(Items from a dataset)
————
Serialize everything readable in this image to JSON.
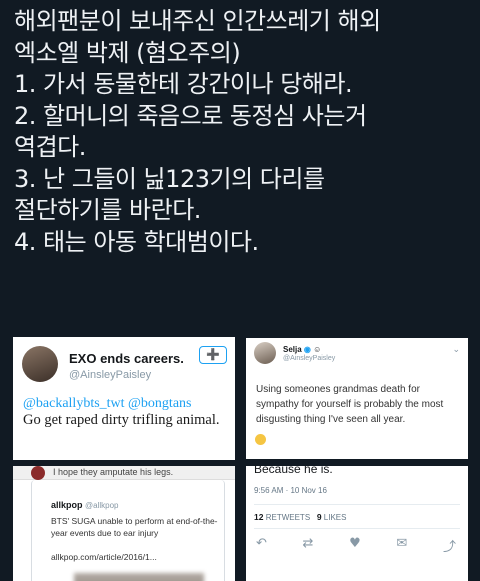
{
  "post": {
    "lines": [
      "해외팬분이 보내주신 인간쓰레기 해외",
      "엑소엘 박제 (혐오주의)",
      "1. 가서 동물한테 강간이나 당해라.",
      "2. 할머니의 죽음으로 동정심 사는거",
      "역겹다.",
      "3. 난 그들이 닖123기의 다리를",
      "절단하기를 바란다.",
      "4. 태는 아동 학대범이다."
    ]
  },
  "screenshot1": {
    "name": "EXO ends careers.",
    "handle": "@AinsleyPaisley",
    "follow_icon": "add-user-icon",
    "mentions": "@backallybts_twt @bongtans",
    "body": "Go get raped dirty trifling animal."
  },
  "screenshot2": {
    "name": "Selja",
    "handle": "@AinsleyPaisley",
    "body": "Using someones grandmas death for sympathy for yourself is probably the most disgusting thing I've seen all year.",
    "emoji_icon": "sweat-smile-emoji-icon"
  },
  "screenshot3": {
    "reply_text": "I hope they amputate his legs.",
    "quoted_source": "allkpop",
    "quoted_handle": "@allkpop",
    "quoted_body": "BTS' SUGA unable to perform at end-of-the-year events due to ear injury",
    "quoted_link": "allkpop.com/article/2016/1..."
  },
  "screenshot4": {
    "body": "Because he is.",
    "timestamp": "9:56 AM · 10 Nov 16",
    "retweets_count": "12",
    "retweets_label": "RETWEETS",
    "likes_count": "9",
    "likes_label": "LIKES",
    "actions": [
      "reply-icon",
      "retweet-icon",
      "like-icon",
      "dm-icon",
      "share-icon"
    ]
  },
  "colors": {
    "background": "#111a23",
    "text": "#eef1f4",
    "twitter_blue": "#1da1f2"
  }
}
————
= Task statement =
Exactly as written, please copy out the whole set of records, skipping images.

= Solution below =
Serialize everything readable in this image to JSON.
{
  "post": {
    "lines": [
      "해외팬분이 보내주신 인간쓰레기 해외",
      "엑소엘 박제 (혐오주의)",
      "1. 가서 동물한테 강간이나 당해라.",
      "2. 할머니의 죽음으로 동정심 사는거",
      "역겹다.",
      "3. 난 그들이 닖123기의 다리를",
      "절단하기를 바란다.",
      "4. 태는 아동 학대범이다."
    ]
  },
  "screenshot1": {
    "name": "EXO ends careers.",
    "handle": "@AinsleyPaisley",
    "follow_icon": "add-user-icon",
    "mentions": "@backallybts_twt @bongtans",
    "body": "Go get raped dirty trifling animal."
  },
  "screenshot2": {
    "name": "Selja",
    "handle": "@AinsleyPaisley",
    "body": "Using someones grandmas death for sympathy for yourself is probably the most disgusting thing I've seen all year.",
    "emoji_icon": "sweat-smile-emoji-icon"
  },
  "screenshot3": {
    "reply_text": "I hope they amputate his legs.",
    "quoted_source": "allkpop",
    "quoted_handle": "@allkpop",
    "quoted_body": "BTS' SUGA unable to perform at end-of-the-year events due to ear injury",
    "quoted_link": "allkpop.com/article/2016/1..."
  },
  "screenshot4": {
    "body": "Because he is.",
    "timestamp": "9:56 AM · 10 Nov 16",
    "retweets_count": "12",
    "retweets_label": "RETWEETS",
    "likes_count": "9",
    "likes_label": "LIKES",
    "actions": [
      "reply-icon",
      "retweet-icon",
      "like-icon",
      "dm-icon",
      "share-icon"
    ]
  },
  "colors": {
    "background": "#111a23",
    "text": "#eef1f4",
    "twitter_blue": "#1da1f2"
  }
}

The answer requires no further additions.